▶ **Exercise aim**
If a line in the material below has the word "title", copy it.

======== Given data

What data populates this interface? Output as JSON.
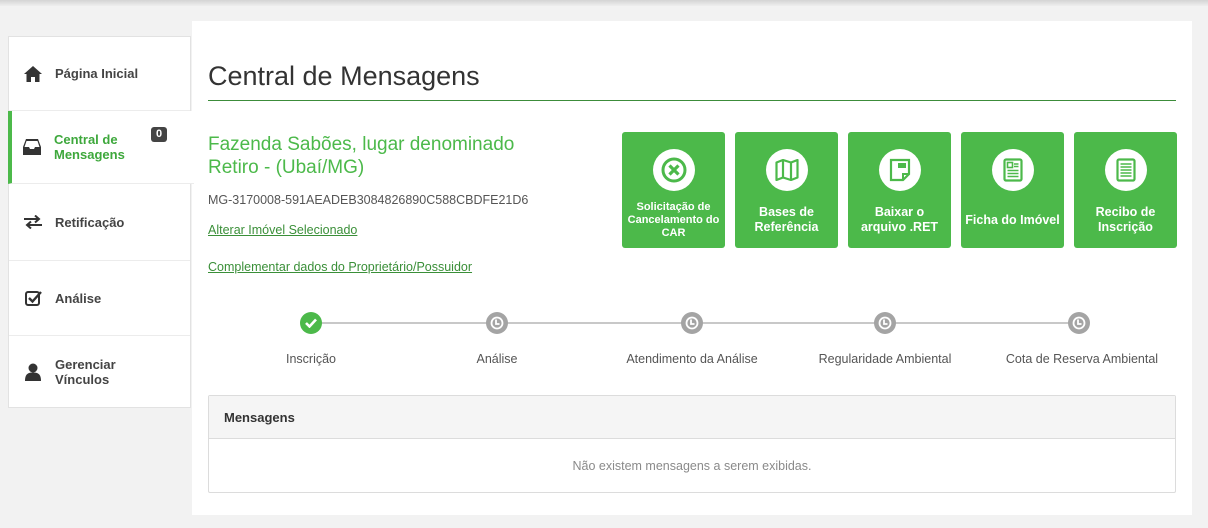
{
  "sidebar": {
    "items": [
      {
        "label": "Página Inicial",
        "icon": "home-icon"
      },
      {
        "label_line1": "Central de",
        "label_line2": "Mensagens",
        "icon": "inbox-icon",
        "badge": "0",
        "active": true
      },
      {
        "label": "Retificação",
        "icon": "exchange-arrows-icon"
      },
      {
        "label": "Análise",
        "icon": "check-square-icon"
      },
      {
        "label_line1": "Gerenciar",
        "label_line2": "Vínculos",
        "icon": "user-icon"
      }
    ]
  },
  "main": {
    "title": "Central de Mensagens",
    "farm_name_line1": "Fazenda Sabões, lugar denominado",
    "farm_name_line2": "Retiro - (Ubaí/MG)",
    "farm_code": "MG-3170008-591AEADEB3084826890C588CBDFE21D6",
    "link_change_property": "Alterar Imóvel Selecionado",
    "link_complement_owner": "Complementar dados do Proprietário/Possuidor",
    "actions": [
      {
        "label": "Solicitação de Cancelamento do CAR",
        "icon": "cancel-circle-icon"
      },
      {
        "label": "Bases de Referência",
        "icon": "map-icon"
      },
      {
        "label": "Baixar o arquivo .RET",
        "icon": "ret-file-icon"
      },
      {
        "label": "Ficha do Imóvel",
        "icon": "property-sheet-icon"
      },
      {
        "label": "Recibo de Inscrição",
        "icon": "receipt-icon"
      }
    ],
    "steps": [
      {
        "label": "Inscrição",
        "status": "done"
      },
      {
        "label": "Análise",
        "status": "pending"
      },
      {
        "label": "Atendimento da Análise",
        "status": "pending"
      },
      {
        "label": "Regularidade Ambiental",
        "status": "pending"
      },
      {
        "label": "Cota de Reserva Ambiental",
        "status": "pending"
      }
    ],
    "messages": {
      "header": "Mensagens",
      "empty_text": "Não existem mensagens a serem exibidas."
    }
  },
  "colors": {
    "accent": "#4cb94a",
    "link": "#3a8f38",
    "pending": "#a4a4a4"
  }
}
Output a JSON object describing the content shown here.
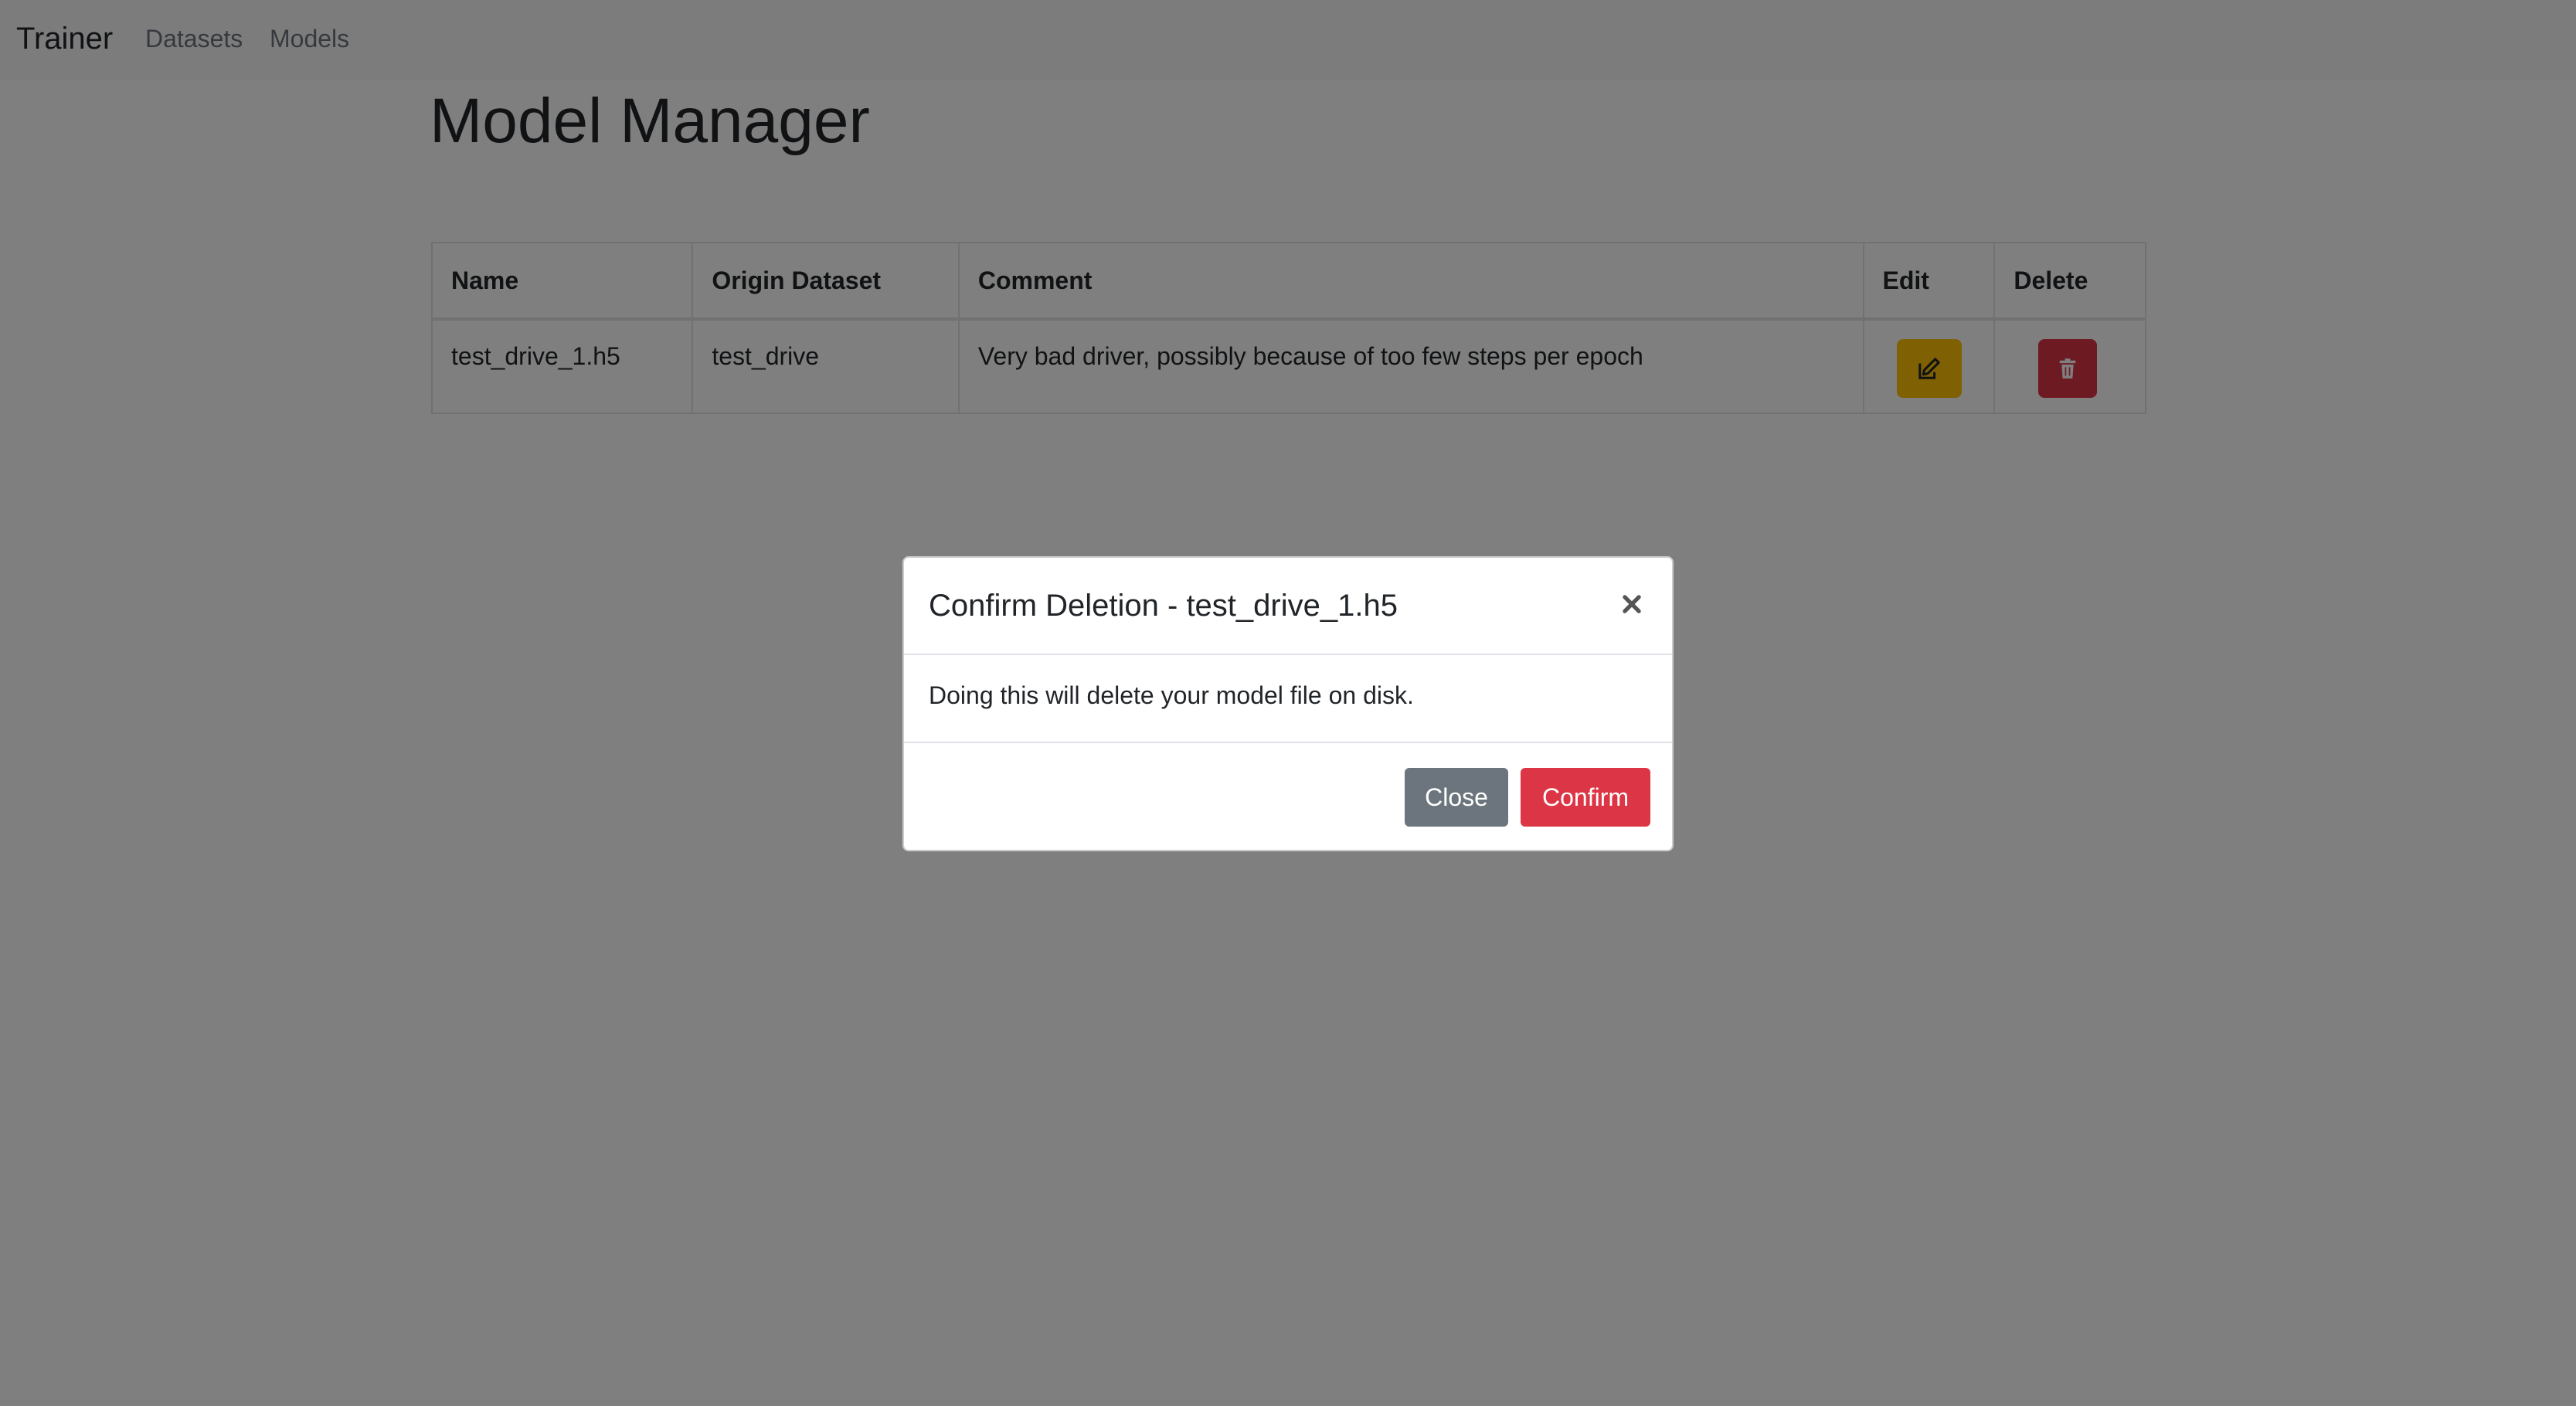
{
  "navbar": {
    "brand": "Trainer",
    "links": [
      "Datasets",
      "Models"
    ]
  },
  "page": {
    "title": "Model Manager"
  },
  "table": {
    "headers": [
      "Name",
      "Origin Dataset",
      "Comment",
      "Edit",
      "Delete"
    ],
    "rows": [
      {
        "name": "test_drive_1.h5",
        "origin_dataset": "test_drive",
        "comment": "Very bad driver, possibly because of too few steps per epoch",
        "edit_icon": "edit-icon",
        "delete_icon": "trash-icon"
      }
    ]
  },
  "modal": {
    "title": "Confirm Deletion - test_drive_1.h5",
    "body": "Doing this will delete your model file on disk.",
    "close_label": "Close",
    "confirm_label": "Confirm",
    "close_icon": "close-icon"
  },
  "colors": {
    "warning": "#ffc107",
    "danger": "#dc3545",
    "secondary": "#6c757d",
    "navbar_bg": "#f8f9fa"
  }
}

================

▶ **Exercise output**
    "title": "Central de Mensagens",
    "title": "Model Manager"
    "title": "Confirm Deletion - test_drive_1.h5",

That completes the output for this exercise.